‘The Valhalla Murders’

A brooding eight-part murder investigation miniseries finds veteran Reykjavick police detective, Kata (Nína Dögg Filippusdóttir) working on what proves to be Iceland’s first serial killer. Police profiler Arnar (Björn Thors), cold and efficious, originally from Iceland, is transferred from Oslo to assist in the investigation. Both have deep-seated family issues.

As two bodies with multiple stab wounds and slashed eyes are discovered within a day or two, the police are soon led to a now abandoned boys’ home, the isolated Valhalla. A third body is found. Identifying the dead as former staff members, Kata and Arnar find themselves in a race against time to ensure there are no more victims. The level of abuse inflicted upon the boys is slowly revealed as the investigation continues, which is in direct conflict to official reports.

The Valhalla Murders is far from original. Distracted cops with home-life concerns leading the investigation. Kata being passed over for promotion in favour of a relatively new female colleague. And, whilst wholly engaging, five episodes in, the case finds itself embroiled in serious melodrama. But there’s a sudden and much needed twist. Yet even then, a boys’ remand home, abuse, cover-up, revenge all feels somewhat predictable.

What makes this so different is the extraordinary location – a wintery, snowbound Iceland with days so short and nights so long, a sense of foreboding constantly exists. The abandoned Valhalla sits alone in the snowy wastes: the threat contained within darkness in suburban Reykjavick: even the oppressive rejection of a Jehovah’s Witness family of their son, Arnar, is moodily rendered in the grey half-light of winter’s snatched daylight. Add a well-written script, an ominous yet emotive soundtrack, stunning cinematography and fine performances and the result is a pretty thrilling narrative that sufficiently hooks the viewer to overlook its faults.
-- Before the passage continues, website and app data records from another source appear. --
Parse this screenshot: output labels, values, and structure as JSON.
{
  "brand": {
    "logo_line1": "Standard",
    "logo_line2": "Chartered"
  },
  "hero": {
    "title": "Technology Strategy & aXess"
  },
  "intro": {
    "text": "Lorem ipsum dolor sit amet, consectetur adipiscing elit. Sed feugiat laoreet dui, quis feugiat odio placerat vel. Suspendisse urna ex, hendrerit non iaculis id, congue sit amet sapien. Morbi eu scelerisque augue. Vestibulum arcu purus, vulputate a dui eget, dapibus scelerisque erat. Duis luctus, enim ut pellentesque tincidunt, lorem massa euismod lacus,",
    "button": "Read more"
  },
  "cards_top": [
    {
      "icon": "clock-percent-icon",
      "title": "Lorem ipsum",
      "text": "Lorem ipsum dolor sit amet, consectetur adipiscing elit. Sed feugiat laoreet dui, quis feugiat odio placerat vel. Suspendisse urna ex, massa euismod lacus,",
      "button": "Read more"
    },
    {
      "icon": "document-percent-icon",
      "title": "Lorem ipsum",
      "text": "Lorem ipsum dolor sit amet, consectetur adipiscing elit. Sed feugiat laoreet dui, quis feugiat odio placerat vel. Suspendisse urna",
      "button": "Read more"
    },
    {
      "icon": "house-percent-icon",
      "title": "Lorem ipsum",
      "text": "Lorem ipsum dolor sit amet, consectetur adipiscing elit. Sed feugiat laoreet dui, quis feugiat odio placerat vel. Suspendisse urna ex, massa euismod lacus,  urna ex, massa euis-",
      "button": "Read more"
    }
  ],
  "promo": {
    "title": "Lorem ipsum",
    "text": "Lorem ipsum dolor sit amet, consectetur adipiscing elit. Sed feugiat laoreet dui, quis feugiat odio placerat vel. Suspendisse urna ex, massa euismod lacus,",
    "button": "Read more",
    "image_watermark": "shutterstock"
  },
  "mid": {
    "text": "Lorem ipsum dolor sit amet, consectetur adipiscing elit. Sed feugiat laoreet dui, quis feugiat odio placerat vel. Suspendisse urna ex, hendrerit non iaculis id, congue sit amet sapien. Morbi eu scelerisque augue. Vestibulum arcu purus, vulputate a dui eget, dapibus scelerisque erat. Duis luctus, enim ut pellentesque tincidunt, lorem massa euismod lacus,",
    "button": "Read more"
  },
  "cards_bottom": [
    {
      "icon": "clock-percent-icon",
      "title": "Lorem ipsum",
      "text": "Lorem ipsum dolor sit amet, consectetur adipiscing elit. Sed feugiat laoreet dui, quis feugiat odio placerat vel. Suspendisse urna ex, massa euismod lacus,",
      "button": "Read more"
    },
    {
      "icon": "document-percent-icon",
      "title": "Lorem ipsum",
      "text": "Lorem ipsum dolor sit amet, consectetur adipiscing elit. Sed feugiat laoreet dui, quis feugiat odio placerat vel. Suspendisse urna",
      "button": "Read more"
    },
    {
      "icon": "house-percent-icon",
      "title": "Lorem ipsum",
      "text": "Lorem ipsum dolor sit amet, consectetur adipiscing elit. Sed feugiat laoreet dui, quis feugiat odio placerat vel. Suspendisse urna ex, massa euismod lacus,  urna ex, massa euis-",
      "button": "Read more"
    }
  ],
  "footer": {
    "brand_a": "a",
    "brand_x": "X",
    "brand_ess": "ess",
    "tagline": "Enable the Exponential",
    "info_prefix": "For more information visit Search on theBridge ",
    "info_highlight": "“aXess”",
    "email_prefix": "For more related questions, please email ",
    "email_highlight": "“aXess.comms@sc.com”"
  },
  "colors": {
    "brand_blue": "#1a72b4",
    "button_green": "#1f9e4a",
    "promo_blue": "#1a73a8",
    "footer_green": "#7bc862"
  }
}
Rating: 72%


Dark, remote, sweeping landscapes dominate the Icelandic drama series as as the subglacier volcanic Katla continues its destructive activity twelve months after a massive eruption. And the glacier itself is slowly melting. With Katla spewing smoke into the air, the almost deserted village of Vik is constantly peppered with black ash. Yet its few remaining inhabitants experience more than just natural forces.
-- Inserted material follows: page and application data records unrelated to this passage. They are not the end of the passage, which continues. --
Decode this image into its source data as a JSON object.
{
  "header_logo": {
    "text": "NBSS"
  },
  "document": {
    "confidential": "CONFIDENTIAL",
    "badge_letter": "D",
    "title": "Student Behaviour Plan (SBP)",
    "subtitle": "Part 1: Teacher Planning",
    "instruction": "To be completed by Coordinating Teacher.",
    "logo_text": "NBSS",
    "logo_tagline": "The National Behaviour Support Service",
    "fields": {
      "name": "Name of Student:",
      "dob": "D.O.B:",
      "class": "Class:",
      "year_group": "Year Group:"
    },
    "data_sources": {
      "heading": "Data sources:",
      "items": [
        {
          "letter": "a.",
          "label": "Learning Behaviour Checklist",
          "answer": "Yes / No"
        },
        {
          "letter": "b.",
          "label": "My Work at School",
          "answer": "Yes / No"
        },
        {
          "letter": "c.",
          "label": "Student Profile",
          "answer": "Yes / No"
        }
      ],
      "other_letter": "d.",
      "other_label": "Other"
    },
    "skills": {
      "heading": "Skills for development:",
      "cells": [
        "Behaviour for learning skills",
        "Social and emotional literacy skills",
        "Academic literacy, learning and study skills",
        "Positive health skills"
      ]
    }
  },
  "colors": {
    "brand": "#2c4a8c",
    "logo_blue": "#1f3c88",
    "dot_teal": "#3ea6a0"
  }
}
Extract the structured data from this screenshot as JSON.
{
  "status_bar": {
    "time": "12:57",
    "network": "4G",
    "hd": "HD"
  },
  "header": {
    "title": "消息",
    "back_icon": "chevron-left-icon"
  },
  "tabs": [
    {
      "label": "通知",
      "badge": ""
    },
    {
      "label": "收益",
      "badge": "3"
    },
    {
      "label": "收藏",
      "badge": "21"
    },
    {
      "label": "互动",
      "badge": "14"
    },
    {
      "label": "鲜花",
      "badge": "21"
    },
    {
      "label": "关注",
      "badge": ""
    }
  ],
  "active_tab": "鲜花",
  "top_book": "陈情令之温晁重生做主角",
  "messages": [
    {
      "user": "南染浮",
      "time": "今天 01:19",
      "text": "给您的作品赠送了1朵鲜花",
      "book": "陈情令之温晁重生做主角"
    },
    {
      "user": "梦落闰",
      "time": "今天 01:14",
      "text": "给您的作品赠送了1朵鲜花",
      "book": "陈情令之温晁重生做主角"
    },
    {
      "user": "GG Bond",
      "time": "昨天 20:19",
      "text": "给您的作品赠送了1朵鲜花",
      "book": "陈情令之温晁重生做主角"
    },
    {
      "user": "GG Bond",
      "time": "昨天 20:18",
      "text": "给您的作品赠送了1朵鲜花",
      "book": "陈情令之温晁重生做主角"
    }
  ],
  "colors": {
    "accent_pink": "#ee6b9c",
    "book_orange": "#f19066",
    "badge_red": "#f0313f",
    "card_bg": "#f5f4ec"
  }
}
It’s moody, it’s atmospheric as a naked woman, encrusted in ash, is found wandering the barren slopes. With access to the area restricted, the arrival of Gunhild (Aliette Opheim) creates confusion. Things become more than a little odd when Gunhild recognises many of the townsfolk from a time twenty years earlier when she worked at the local hotel.
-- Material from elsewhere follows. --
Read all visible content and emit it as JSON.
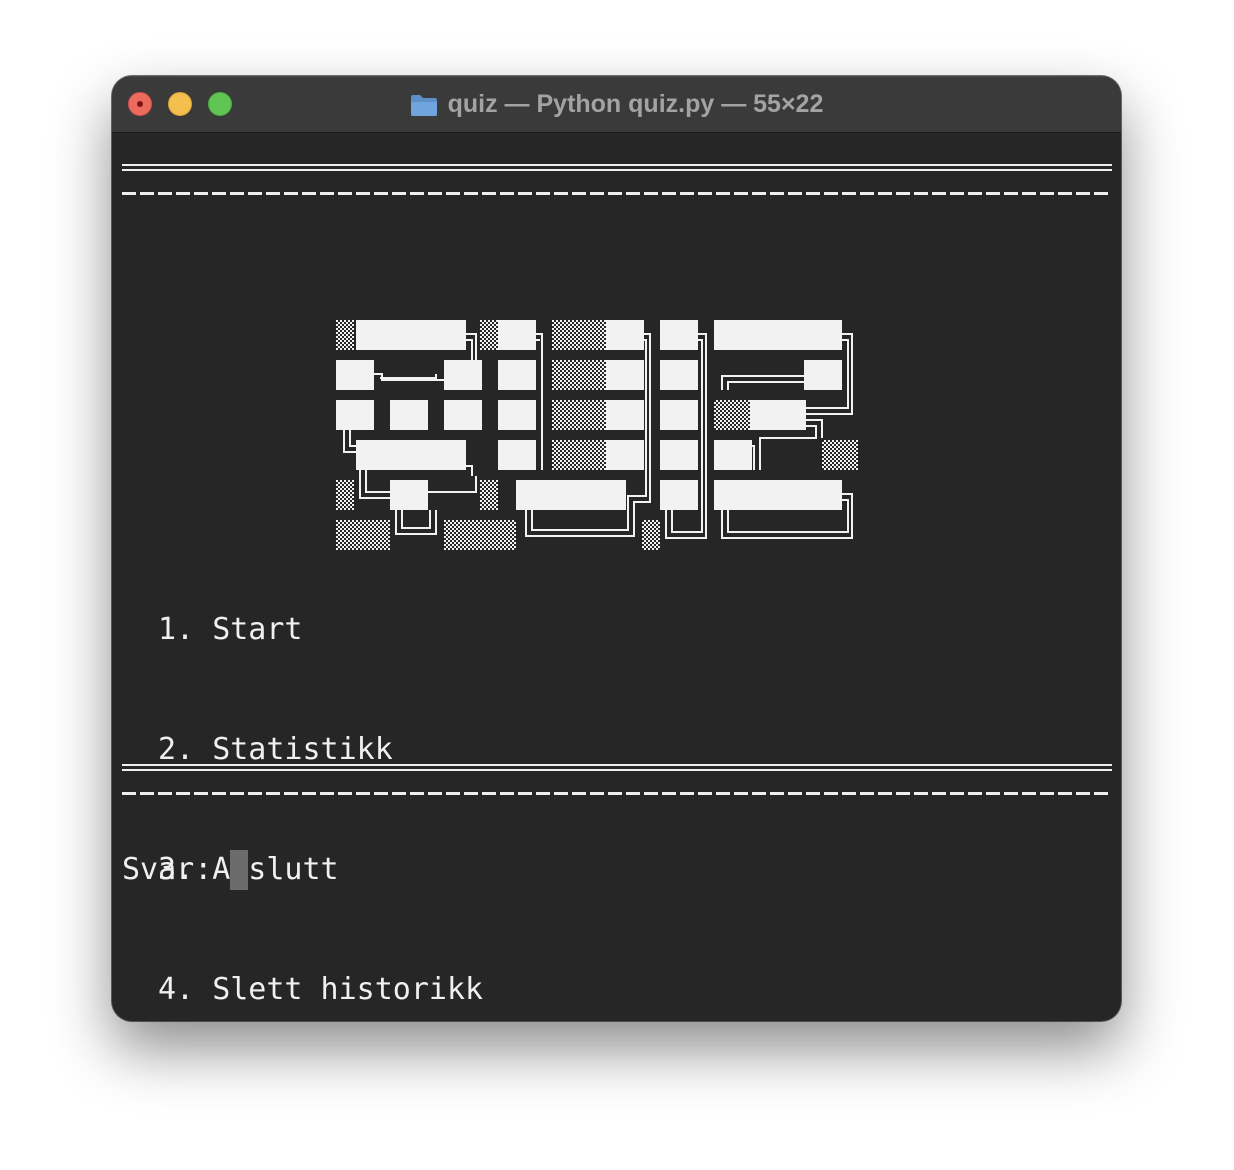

Katla is a slow-burn character drama that is stunningly shot in the onset of an Icelandic winter. The claustrophobic human drama in the village is offset by the wilds of the sea and the vastness of the open, desolate landscape cloaked not in snow but black ash. Central character Grima (Guðrún Ýr Eyfjörð) continues to mourn her beloved sister Ása (Íris Tanja Flygenring), killed on the ice a year earlier: depression and medication has changed her character and relationship with husband Kjartan (Baltasar Breki Samper). Local policeman, the deeply religious Gísli (Þorsteinn Bachmann), is coping with the slow cancer-based death of his wife. Visiting geologist Björn Thors is also in mourning – for his seven year-old son killed three years earlier and the subsequent slow break-up of his marriage.

It’s the evolving interactions that is the mainstay of Katla. No spoilers but Gunhild is soon joined by others. And whilst there is eventually a somewhat underwhelming reveal in episode 7 as to what is going on, it’s almost secondary to the dramas in Vik itself and the physical and psychological impact of the destructive force of the volcano. It looks stunning, sounds wonderful (the soundtrack!), the acting spot-on yet Katla, with its mid-season pall and poor explantions will likely leave you somewhat disatisified.

Rating: 62%